- **The task**
Leave out the pictures and set down the rest of the listing below word for word.

*** Opening of Provided information ***

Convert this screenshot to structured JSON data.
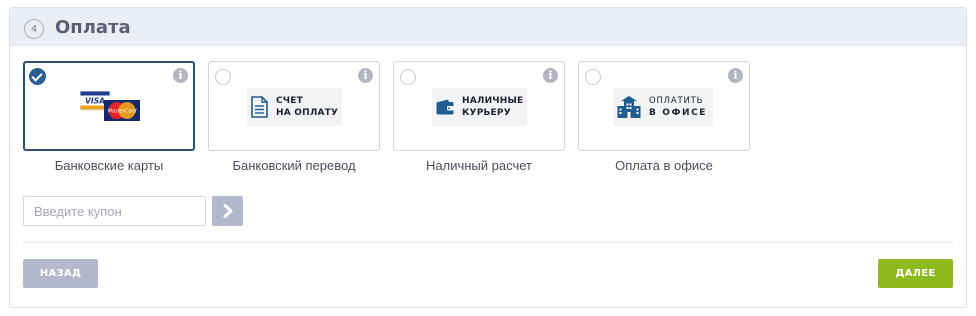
{
  "section": {
    "step_number": "4",
    "title": "Оплата"
  },
  "payment_options": [
    {
      "label": "Банковские карты",
      "selected": true,
      "logo": {
        "visa": "VISA",
        "mastercard": "MasterCard"
      }
    },
    {
      "label": "Банковский перевод",
      "selected": false,
      "logo": {
        "line1": "СЧЕТ",
        "line2": "НА ОПЛАТУ"
      }
    },
    {
      "label": "Наличный расчет",
      "selected": false,
      "logo": {
        "line1": "НАЛИЧНЫЕ",
        "line2": "КУРЬЕРУ"
      }
    },
    {
      "label": "Оплата в офисе",
      "selected": false,
      "logo": {
        "line1": "ОПЛАТИТЬ",
        "line2": "В ОФИСЕ"
      }
    }
  ],
  "coupon": {
    "value": "",
    "placeholder": "Введите купон"
  },
  "buttons": {
    "back": "НАЗАД",
    "next": "ДАЛЕЕ"
  },
  "colors": {
    "header_bg": "#ebedf7",
    "selected_border": "#2e4f74",
    "next_button": "#8fba1f",
    "back_button": "#b4b8cc"
  },
  "icons": {
    "info": "info-icon",
    "checkmark": "check-icon",
    "coupon_submit": "chevron-right-icon",
    "bank_transfer": "document-icon",
    "courier_cash": "wallet-icon",
    "office": "office-building-icon"
  }
}
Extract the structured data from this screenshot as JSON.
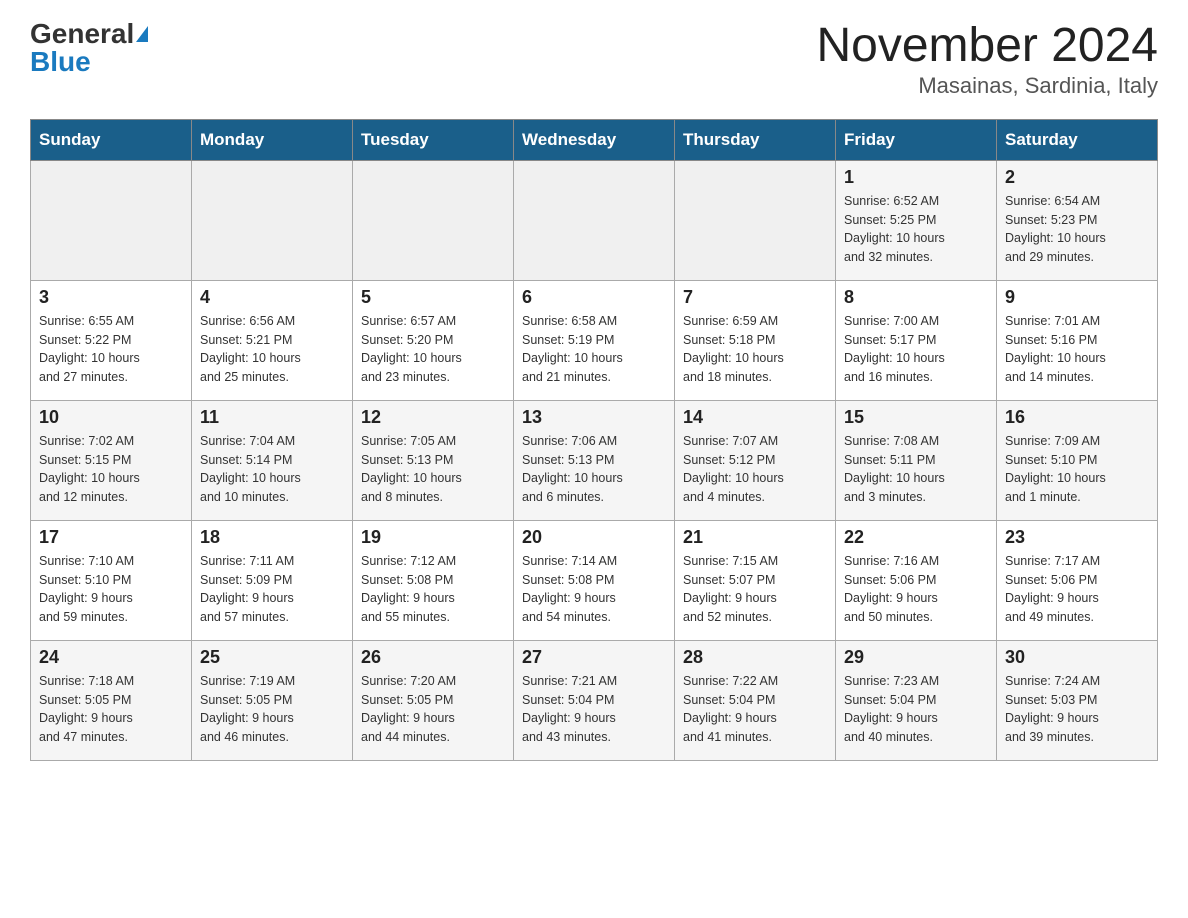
{
  "header": {
    "logo_general": "General",
    "logo_blue": "Blue",
    "month_title": "November 2024",
    "location": "Masainas, Sardinia, Italy"
  },
  "days_of_week": [
    "Sunday",
    "Monday",
    "Tuesday",
    "Wednesday",
    "Thursday",
    "Friday",
    "Saturday"
  ],
  "weeks": [
    [
      {
        "day": "",
        "info": ""
      },
      {
        "day": "",
        "info": ""
      },
      {
        "day": "",
        "info": ""
      },
      {
        "day": "",
        "info": ""
      },
      {
        "day": "",
        "info": ""
      },
      {
        "day": "1",
        "info": "Sunrise: 6:52 AM\nSunset: 5:25 PM\nDaylight: 10 hours\nand 32 minutes."
      },
      {
        "day": "2",
        "info": "Sunrise: 6:54 AM\nSunset: 5:23 PM\nDaylight: 10 hours\nand 29 minutes."
      }
    ],
    [
      {
        "day": "3",
        "info": "Sunrise: 6:55 AM\nSunset: 5:22 PM\nDaylight: 10 hours\nand 27 minutes."
      },
      {
        "day": "4",
        "info": "Sunrise: 6:56 AM\nSunset: 5:21 PM\nDaylight: 10 hours\nand 25 minutes."
      },
      {
        "day": "5",
        "info": "Sunrise: 6:57 AM\nSunset: 5:20 PM\nDaylight: 10 hours\nand 23 minutes."
      },
      {
        "day": "6",
        "info": "Sunrise: 6:58 AM\nSunset: 5:19 PM\nDaylight: 10 hours\nand 21 minutes."
      },
      {
        "day": "7",
        "info": "Sunrise: 6:59 AM\nSunset: 5:18 PM\nDaylight: 10 hours\nand 18 minutes."
      },
      {
        "day": "8",
        "info": "Sunrise: 7:00 AM\nSunset: 5:17 PM\nDaylight: 10 hours\nand 16 minutes."
      },
      {
        "day": "9",
        "info": "Sunrise: 7:01 AM\nSunset: 5:16 PM\nDaylight: 10 hours\nand 14 minutes."
      }
    ],
    [
      {
        "day": "10",
        "info": "Sunrise: 7:02 AM\nSunset: 5:15 PM\nDaylight: 10 hours\nand 12 minutes."
      },
      {
        "day": "11",
        "info": "Sunrise: 7:04 AM\nSunset: 5:14 PM\nDaylight: 10 hours\nand 10 minutes."
      },
      {
        "day": "12",
        "info": "Sunrise: 7:05 AM\nSunset: 5:13 PM\nDaylight: 10 hours\nand 8 minutes."
      },
      {
        "day": "13",
        "info": "Sunrise: 7:06 AM\nSunset: 5:13 PM\nDaylight: 10 hours\nand 6 minutes."
      },
      {
        "day": "14",
        "info": "Sunrise: 7:07 AM\nSunset: 5:12 PM\nDaylight: 10 hours\nand 4 minutes."
      },
      {
        "day": "15",
        "info": "Sunrise: 7:08 AM\nSunset: 5:11 PM\nDaylight: 10 hours\nand 3 minutes."
      },
      {
        "day": "16",
        "info": "Sunrise: 7:09 AM\nSunset: 5:10 PM\nDaylight: 10 hours\nand 1 minute."
      }
    ],
    [
      {
        "day": "17",
        "info": "Sunrise: 7:10 AM\nSunset: 5:10 PM\nDaylight: 9 hours\nand 59 minutes."
      },
      {
        "day": "18",
        "info": "Sunrise: 7:11 AM\nSunset: 5:09 PM\nDaylight: 9 hours\nand 57 minutes."
      },
      {
        "day": "19",
        "info": "Sunrise: 7:12 AM\nSunset: 5:08 PM\nDaylight: 9 hours\nand 55 minutes."
      },
      {
        "day": "20",
        "info": "Sunrise: 7:14 AM\nSunset: 5:08 PM\nDaylight: 9 hours\nand 54 minutes."
      },
      {
        "day": "21",
        "info": "Sunrise: 7:15 AM\nSunset: 5:07 PM\nDaylight: 9 hours\nand 52 minutes."
      },
      {
        "day": "22",
        "info": "Sunrise: 7:16 AM\nSunset: 5:06 PM\nDaylight: 9 hours\nand 50 minutes."
      },
      {
        "day": "23",
        "info": "Sunrise: 7:17 AM\nSunset: 5:06 PM\nDaylight: 9 hours\nand 49 minutes."
      }
    ],
    [
      {
        "day": "24",
        "info": "Sunrise: 7:18 AM\nSunset: 5:05 PM\nDaylight: 9 hours\nand 47 minutes."
      },
      {
        "day": "25",
        "info": "Sunrise: 7:19 AM\nSunset: 5:05 PM\nDaylight: 9 hours\nand 46 minutes."
      },
      {
        "day": "26",
        "info": "Sunrise: 7:20 AM\nSunset: 5:05 PM\nDaylight: 9 hours\nand 44 minutes."
      },
      {
        "day": "27",
        "info": "Sunrise: 7:21 AM\nSunset: 5:04 PM\nDaylight: 9 hours\nand 43 minutes."
      },
      {
        "day": "28",
        "info": "Sunrise: 7:22 AM\nSunset: 5:04 PM\nDaylight: 9 hours\nand 41 minutes."
      },
      {
        "day": "29",
        "info": "Sunrise: 7:23 AM\nSunset: 5:04 PM\nDaylight: 9 hours\nand 40 minutes."
      },
      {
        "day": "30",
        "info": "Sunrise: 7:24 AM\nSunset: 5:03 PM\nDaylight: 9 hours\nand 39 minutes."
      }
    ]
  ]
}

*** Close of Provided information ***

- **Exercise response**
Convert this screenshot to structured JSON data.
{
  "section": {
    "step_number": "4",
    "title": "Оплата"
  },
  "payment_options": [
    {
      "label": "Банковские карты",
      "selected": true,
      "logo": {
        "visa": "VISA",
        "mastercard": "MasterCard"
      }
    },
    {
      "label": "Банковский перевод",
      "selected": false,
      "logo": {
        "line1": "СЧЕТ",
        "line2": "НА ОПЛАТУ"
      }
    },
    {
      "label": "Наличный расчет",
      "selected": false,
      "logo": {
        "line1": "НАЛИЧНЫЕ",
        "line2": "КУРЬЕРУ"
      }
    },
    {
      "label": "Оплата в офисе",
      "selected": false,
      "logo": {
        "line1": "ОПЛАТИТЬ",
        "line2": "В ОФИСЕ"
      }
    }
  ],
  "coupon": {
    "value": "",
    "placeholder": "Введите купон"
  },
  "buttons": {
    "back": "НАЗАД",
    "next": "ДАЛЕЕ"
  },
  "colors": {
    "header_bg": "#ebedf7",
    "selected_border": "#2e4f74",
    "next_button": "#8fba1f",
    "back_button": "#b4b8cc"
  },
  "icons": {
    "info": "info-icon",
    "checkmark": "check-icon",
    "coupon_submit": "chevron-right-icon",
    "bank_transfer": "document-icon",
    "courier_cash": "wallet-icon",
    "office": "office-building-icon"
  }
}
Extract the structured data from this screenshot as JSON.
{
  "header": {
    "logo_general": "General",
    "logo_blue": "Blue",
    "month_title": "November 2024",
    "location": "Masainas, Sardinia, Italy"
  },
  "days_of_week": [
    "Sunday",
    "Monday",
    "Tuesday",
    "Wednesday",
    "Thursday",
    "Friday",
    "Saturday"
  ],
  "weeks": [
    [
      {
        "day": "",
        "info": ""
      },
      {
        "day": "",
        "info": ""
      },
      {
        "day": "",
        "info": ""
      },
      {
        "day": "",
        "info": ""
      },
      {
        "day": "",
        "info": ""
      },
      {
        "day": "1",
        "info": "Sunrise: 6:52 AM\nSunset: 5:25 PM\nDaylight: 10 hours\nand 32 minutes."
      },
      {
        "day": "2",
        "info": "Sunrise: 6:54 AM\nSunset: 5:23 PM\nDaylight: 10 hours\nand 29 minutes."
      }
    ],
    [
      {
        "day": "3",
        "info": "Sunrise: 6:55 AM\nSunset: 5:22 PM\nDaylight: 10 hours\nand 27 minutes."
      },
      {
        "day": "4",
        "info": "Sunrise: 6:56 AM\nSunset: 5:21 PM\nDaylight: 10 hours\nand 25 minutes."
      },
      {
        "day": "5",
        "info": "Sunrise: 6:57 AM\nSunset: 5:20 PM\nDaylight: 10 hours\nand 23 minutes."
      },
      {
        "day": "6",
        "info": "Sunrise: 6:58 AM\nSunset: 5:19 PM\nDaylight: 10 hours\nand 21 minutes."
      },
      {
        "day": "7",
        "info": "Sunrise: 6:59 AM\nSunset: 5:18 PM\nDaylight: 10 hours\nand 18 minutes."
      },
      {
        "day": "8",
        "info": "Sunrise: 7:00 AM\nSunset: 5:17 PM\nDaylight: 10 hours\nand 16 minutes."
      },
      {
        "day": "9",
        "info": "Sunrise: 7:01 AM\nSunset: 5:16 PM\nDaylight: 10 hours\nand 14 minutes."
      }
    ],
    [
      {
        "day": "10",
        "info": "Sunrise: 7:02 AM\nSunset: 5:15 PM\nDaylight: 10 hours\nand 12 minutes."
      },
      {
        "day": "11",
        "info": "Sunrise: 7:04 AM\nSunset: 5:14 PM\nDaylight: 10 hours\nand 10 minutes."
      },
      {
        "day": "12",
        "info": "Sunrise: 7:05 AM\nSunset: 5:13 PM\nDaylight: 10 hours\nand 8 minutes."
      },
      {
        "day": "13",
        "info": "Sunrise: 7:06 AM\nSunset: 5:13 PM\nDaylight: 10 hours\nand 6 minutes."
      },
      {
        "day": "14",
        "info": "Sunrise: 7:07 AM\nSunset: 5:12 PM\nDaylight: 10 hours\nand 4 minutes."
      },
      {
        "day": "15",
        "info": "Sunrise: 7:08 AM\nSunset: 5:11 PM\nDaylight: 10 hours\nand 3 minutes."
      },
      {
        "day": "16",
        "info": "Sunrise: 7:09 AM\nSunset: 5:10 PM\nDaylight: 10 hours\nand 1 minute."
      }
    ],
    [
      {
        "day": "17",
        "info": "Sunrise: 7:10 AM\nSunset: 5:10 PM\nDaylight: 9 hours\nand 59 minutes."
      },
      {
        "day": "18",
        "info": "Sunrise: 7:11 AM\nSunset: 5:09 PM\nDaylight: 9 hours\nand 57 minutes."
      },
      {
        "day": "19",
        "info": "Sunrise: 7:12 AM\nSunset: 5:08 PM\nDaylight: 9 hours\nand 55 minutes."
      },
      {
        "day": "20",
        "info": "Sunrise: 7:14 AM\nSunset: 5:08 PM\nDaylight: 9 hours\nand 54 minutes."
      },
      {
        "day": "21",
        "info": "Sunrise: 7:15 AM\nSunset: 5:07 PM\nDaylight: 9 hours\nand 52 minutes."
      },
      {
        "day": "22",
        "info": "Sunrise: 7:16 AM\nSunset: 5:06 PM\nDaylight: 9 hours\nand 50 minutes."
      },
      {
        "day": "23",
        "info": "Sunrise: 7:17 AM\nSunset: 5:06 PM\nDaylight: 9 hours\nand 49 minutes."
      }
    ],
    [
      {
        "day": "24",
        "info": "Sunrise: 7:18 AM\nSunset: 5:05 PM\nDaylight: 9 hours\nand 47 minutes."
      },
      {
        "day": "25",
        "info": "Sunrise: 7:19 AM\nSunset: 5:05 PM\nDaylight: 9 hours\nand 46 minutes."
      },
      {
        "day": "26",
        "info": "Sunrise: 7:20 AM\nSunset: 5:05 PM\nDaylight: 9 hours\nand 44 minutes."
      },
      {
        "day": "27",
        "info": "Sunrise: 7:21 AM\nSunset: 5:04 PM\nDaylight: 9 hours\nand 43 minutes."
      },
      {
        "day": "28",
        "info": "Sunrise: 7:22 AM\nSunset: 5:04 PM\nDaylight: 9 hours\nand 41 minutes."
      },
      {
        "day": "29",
        "info": "Sunrise: 7:23 AM\nSunset: 5:04 PM\nDaylight: 9 hours\nand 40 minutes."
      },
      {
        "day": "30",
        "info": "Sunrise: 7:24 AM\nSunset: 5:03 PM\nDaylight: 9 hours\nand 39 minutes."
      }
    ]
  ]
}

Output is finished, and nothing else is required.